## Problem to work on
Tally up the lines below that include the word "more". Answer with the number alone.
━━━━━ Data for analysis
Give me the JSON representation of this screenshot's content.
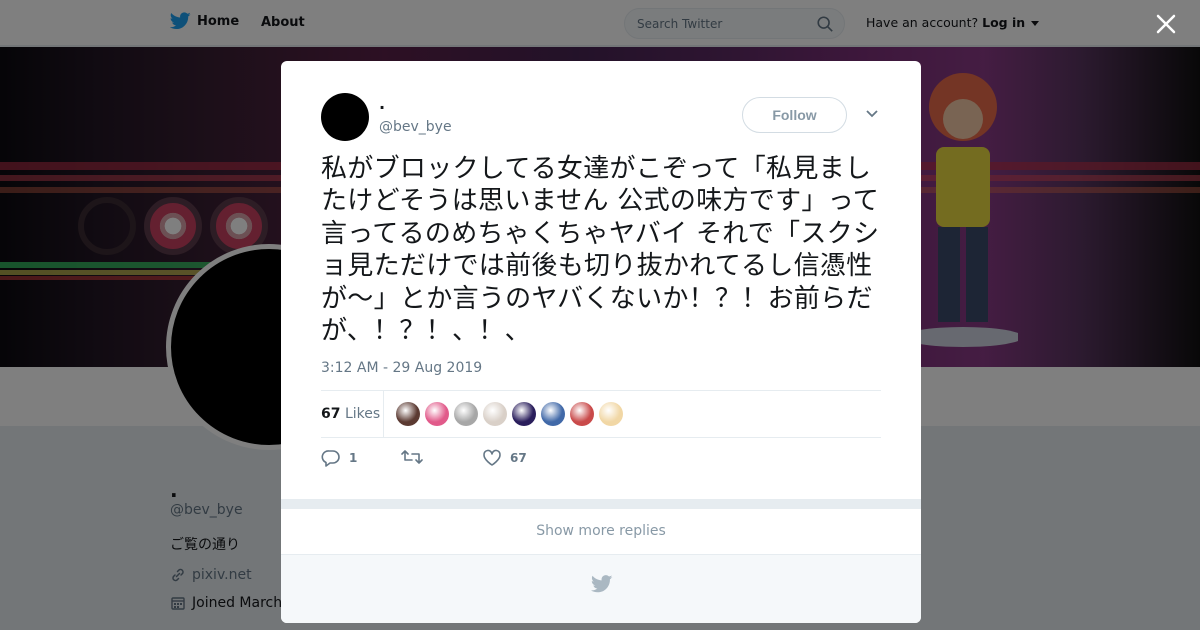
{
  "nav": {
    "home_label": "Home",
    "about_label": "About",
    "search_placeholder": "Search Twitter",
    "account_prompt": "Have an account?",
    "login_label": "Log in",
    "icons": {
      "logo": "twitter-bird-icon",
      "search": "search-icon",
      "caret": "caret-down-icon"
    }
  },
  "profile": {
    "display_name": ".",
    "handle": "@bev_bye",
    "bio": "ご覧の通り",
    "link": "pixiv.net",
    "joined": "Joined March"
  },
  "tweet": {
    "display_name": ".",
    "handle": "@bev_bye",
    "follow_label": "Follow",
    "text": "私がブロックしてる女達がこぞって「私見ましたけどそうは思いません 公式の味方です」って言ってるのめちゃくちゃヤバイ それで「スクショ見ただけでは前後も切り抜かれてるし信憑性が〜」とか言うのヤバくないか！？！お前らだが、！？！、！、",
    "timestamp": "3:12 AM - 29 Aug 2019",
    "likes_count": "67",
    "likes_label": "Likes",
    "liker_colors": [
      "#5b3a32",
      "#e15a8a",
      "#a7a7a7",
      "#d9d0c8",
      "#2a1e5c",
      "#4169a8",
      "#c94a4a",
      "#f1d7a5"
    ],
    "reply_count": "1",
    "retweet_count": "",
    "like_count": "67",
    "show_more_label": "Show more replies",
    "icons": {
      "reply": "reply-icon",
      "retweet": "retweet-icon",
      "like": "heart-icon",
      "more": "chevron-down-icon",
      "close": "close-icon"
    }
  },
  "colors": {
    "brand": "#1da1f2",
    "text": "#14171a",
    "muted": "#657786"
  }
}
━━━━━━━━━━
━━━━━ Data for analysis
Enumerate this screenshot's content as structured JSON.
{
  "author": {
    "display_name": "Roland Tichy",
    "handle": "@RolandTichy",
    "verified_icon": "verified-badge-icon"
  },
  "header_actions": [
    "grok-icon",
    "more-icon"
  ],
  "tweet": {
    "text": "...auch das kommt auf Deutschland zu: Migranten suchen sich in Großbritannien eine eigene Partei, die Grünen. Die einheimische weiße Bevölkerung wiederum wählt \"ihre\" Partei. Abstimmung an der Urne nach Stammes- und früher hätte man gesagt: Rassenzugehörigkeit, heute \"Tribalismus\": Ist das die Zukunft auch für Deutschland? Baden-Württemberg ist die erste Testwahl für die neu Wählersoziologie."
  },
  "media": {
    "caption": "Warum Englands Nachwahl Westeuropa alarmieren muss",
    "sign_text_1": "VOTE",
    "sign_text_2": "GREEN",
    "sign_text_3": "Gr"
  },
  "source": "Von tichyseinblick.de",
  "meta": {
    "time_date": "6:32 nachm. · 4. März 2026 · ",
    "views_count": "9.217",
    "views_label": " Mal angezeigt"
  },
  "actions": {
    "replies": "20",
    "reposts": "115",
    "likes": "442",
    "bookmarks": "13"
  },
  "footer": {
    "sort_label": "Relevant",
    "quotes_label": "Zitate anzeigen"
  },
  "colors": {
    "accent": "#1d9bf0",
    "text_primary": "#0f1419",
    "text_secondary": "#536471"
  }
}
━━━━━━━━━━
## Response to this task
3